  1. Actors of fully Jewish background: Logan Lerman, Natalie Portman, Joseph Gordon-Levitt, Mila Kunis, Bar Refaeli, James Wolk, Jennifer Jason Leigh, Julian Morris, Adam Brody, Esti Ginzburg, Kat Dennings, Gabriel Macht, Erin Heatherton, Odeya Rush, Anton Yelchin, Paul Rudd, Scott Mechlowicz, Lisa Kudrow, Lizzy Caplan, Emmanuelle Chriqui, Gal Gadot, Debra Messing, Robert Kazinsky, Melanie Laurent, Shiri Appleby, Justin Bartha, Sarah Michelle Gellar, Margarita Levieva, Elizabeth Berkley, Halston Sage, Seth Gabel, Corey Stoll, Mia Kirshner, Alden Ehrenreich, Debra Winger, Eric Balfour, Emory Cohen, Jason Isaacs, Jon Bernthal, William Shatner, Leonard Nimoy.
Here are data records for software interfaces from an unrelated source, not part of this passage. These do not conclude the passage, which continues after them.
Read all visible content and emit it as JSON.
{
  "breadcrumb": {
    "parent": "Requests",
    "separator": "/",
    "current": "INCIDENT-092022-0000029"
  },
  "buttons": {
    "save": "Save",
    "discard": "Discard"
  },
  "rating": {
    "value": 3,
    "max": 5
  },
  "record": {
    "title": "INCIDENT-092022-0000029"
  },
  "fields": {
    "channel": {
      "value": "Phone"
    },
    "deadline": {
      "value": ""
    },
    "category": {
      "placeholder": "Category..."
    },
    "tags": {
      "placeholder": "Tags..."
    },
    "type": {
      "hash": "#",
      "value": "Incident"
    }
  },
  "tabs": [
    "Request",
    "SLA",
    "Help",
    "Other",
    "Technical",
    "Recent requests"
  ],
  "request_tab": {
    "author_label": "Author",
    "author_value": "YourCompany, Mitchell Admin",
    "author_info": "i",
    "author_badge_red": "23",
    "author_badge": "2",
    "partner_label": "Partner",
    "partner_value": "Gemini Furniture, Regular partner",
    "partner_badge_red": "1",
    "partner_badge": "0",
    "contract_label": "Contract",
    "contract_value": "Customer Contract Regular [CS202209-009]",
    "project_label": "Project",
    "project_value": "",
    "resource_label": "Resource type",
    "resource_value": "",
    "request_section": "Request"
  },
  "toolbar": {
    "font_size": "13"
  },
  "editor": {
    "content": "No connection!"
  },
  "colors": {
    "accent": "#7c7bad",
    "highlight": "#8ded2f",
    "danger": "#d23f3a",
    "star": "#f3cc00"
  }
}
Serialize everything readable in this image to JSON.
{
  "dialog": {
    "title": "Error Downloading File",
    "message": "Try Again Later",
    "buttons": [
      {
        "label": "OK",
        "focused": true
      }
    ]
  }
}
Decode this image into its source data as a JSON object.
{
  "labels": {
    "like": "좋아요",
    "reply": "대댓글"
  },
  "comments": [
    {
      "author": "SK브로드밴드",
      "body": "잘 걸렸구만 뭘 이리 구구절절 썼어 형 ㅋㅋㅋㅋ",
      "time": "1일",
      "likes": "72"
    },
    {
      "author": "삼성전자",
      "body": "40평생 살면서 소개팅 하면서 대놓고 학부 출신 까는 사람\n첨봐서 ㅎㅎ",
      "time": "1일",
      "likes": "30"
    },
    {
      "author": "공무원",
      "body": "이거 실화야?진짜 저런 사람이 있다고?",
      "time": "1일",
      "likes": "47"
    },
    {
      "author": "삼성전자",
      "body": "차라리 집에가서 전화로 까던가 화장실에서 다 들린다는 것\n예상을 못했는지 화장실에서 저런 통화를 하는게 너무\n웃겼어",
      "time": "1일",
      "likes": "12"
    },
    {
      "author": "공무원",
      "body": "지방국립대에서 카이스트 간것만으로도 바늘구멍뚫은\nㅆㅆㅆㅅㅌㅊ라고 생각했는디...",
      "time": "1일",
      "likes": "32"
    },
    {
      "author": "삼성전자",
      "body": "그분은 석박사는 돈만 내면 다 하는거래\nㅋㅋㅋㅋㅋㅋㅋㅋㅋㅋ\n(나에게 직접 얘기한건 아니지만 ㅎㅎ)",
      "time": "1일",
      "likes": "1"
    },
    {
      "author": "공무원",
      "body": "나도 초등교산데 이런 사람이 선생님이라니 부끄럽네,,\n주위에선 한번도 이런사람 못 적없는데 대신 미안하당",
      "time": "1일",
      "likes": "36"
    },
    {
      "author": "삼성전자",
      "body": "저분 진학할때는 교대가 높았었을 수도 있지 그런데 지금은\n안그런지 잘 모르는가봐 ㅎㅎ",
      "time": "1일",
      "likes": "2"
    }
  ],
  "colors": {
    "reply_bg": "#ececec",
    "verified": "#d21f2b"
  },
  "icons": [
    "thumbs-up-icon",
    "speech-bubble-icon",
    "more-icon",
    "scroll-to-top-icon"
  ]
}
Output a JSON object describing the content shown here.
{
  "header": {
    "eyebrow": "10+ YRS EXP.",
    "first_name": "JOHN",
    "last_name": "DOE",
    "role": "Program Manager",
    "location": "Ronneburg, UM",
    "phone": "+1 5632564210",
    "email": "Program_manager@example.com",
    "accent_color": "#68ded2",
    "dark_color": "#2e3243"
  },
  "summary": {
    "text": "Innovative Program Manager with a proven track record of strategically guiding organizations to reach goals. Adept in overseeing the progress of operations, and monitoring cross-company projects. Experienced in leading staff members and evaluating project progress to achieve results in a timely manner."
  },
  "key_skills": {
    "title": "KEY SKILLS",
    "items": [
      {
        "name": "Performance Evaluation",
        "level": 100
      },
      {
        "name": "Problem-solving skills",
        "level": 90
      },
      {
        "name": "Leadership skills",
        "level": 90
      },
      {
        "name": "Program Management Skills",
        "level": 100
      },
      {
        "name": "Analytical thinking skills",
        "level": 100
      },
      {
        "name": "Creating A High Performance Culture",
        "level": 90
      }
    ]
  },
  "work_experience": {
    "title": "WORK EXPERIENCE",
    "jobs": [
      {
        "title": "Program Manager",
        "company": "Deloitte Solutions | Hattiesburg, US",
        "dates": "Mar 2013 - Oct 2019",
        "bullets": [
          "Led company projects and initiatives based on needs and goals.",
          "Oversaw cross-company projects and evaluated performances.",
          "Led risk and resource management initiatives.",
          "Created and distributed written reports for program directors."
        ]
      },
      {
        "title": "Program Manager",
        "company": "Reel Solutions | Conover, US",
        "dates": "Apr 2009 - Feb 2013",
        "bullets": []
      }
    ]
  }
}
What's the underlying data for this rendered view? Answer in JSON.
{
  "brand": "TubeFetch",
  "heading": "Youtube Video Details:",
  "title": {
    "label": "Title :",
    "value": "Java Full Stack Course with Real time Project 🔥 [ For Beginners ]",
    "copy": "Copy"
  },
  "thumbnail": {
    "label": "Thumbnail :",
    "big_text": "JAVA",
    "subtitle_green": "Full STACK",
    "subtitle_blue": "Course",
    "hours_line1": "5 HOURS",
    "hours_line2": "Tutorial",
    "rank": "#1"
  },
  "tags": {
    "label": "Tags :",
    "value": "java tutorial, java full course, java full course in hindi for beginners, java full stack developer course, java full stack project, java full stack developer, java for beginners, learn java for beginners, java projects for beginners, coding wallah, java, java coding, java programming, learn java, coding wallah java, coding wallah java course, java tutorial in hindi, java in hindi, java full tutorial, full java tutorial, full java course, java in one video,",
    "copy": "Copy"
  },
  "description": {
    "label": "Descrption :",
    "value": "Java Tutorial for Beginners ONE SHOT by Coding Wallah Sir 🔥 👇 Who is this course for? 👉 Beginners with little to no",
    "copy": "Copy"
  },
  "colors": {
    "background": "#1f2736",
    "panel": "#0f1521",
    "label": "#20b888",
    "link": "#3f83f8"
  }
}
    Andrew Garfield and Aaron Taylor-Johnson are Jewish, too (though I don’t know if both of their parents are).

    Actors with Jewish mothers and non-Jewish fathers: Jake Gyllenhaal, Dave Franco, James Franco, Scarlett Johansson, Daniel Day-Lewis, Daniel Radcliffe, Alison Brie, Eva Green, Joaquin Phoenix, River Phoenix, Emmy Rossum, Ryan Potter, Rashida Jones, Jennifer Connelly, Sofia Black D’Elia, Nora Arnezeder, Goldie Hawn, Ginnifer Goodwin, Amanda Peet, Eric Dane, Jeremy Jordan, Joel Kinnaman, Ben Barnes, Patricia Arquette, Kyra Sedgwick, Dave Annable, and Harrison Ford (whose maternal grandparents were both Jewish, despite those Hanukkah Song lyrics).

    Actors with Jewish fathers and non-Jewish mothers, who themselves were either raised as Jews and/or identify as Jews: Ezra Miller, Gwyneth Paltrow, Alexa Davalos, Nat Wolff, Nicola Peltz, James Maslow, Josh Bowman, Winona Ryder, Michael Douglas, Ben Foster, Jamie Lee Curtis, Nikki Reed, Zac Efron, Jonathan Keltz, Paul Newman.

    Oh, and Ansel Elgort’s father is Jewish, though I don’t know how Ansel was raised. Robert Downey, Jr. and Sean Penn were also born to Jewish fathers and non-Jewish mothers. Armie Hammer and Chris Pine are part Jewish.

    Actors with one Jewish-born parent and one parent who converted to Judaism: Dianna Agron, Sara Paxton (whose father converted, not her mother), Alicia Silverstone, Jamie-Lynn Sigler.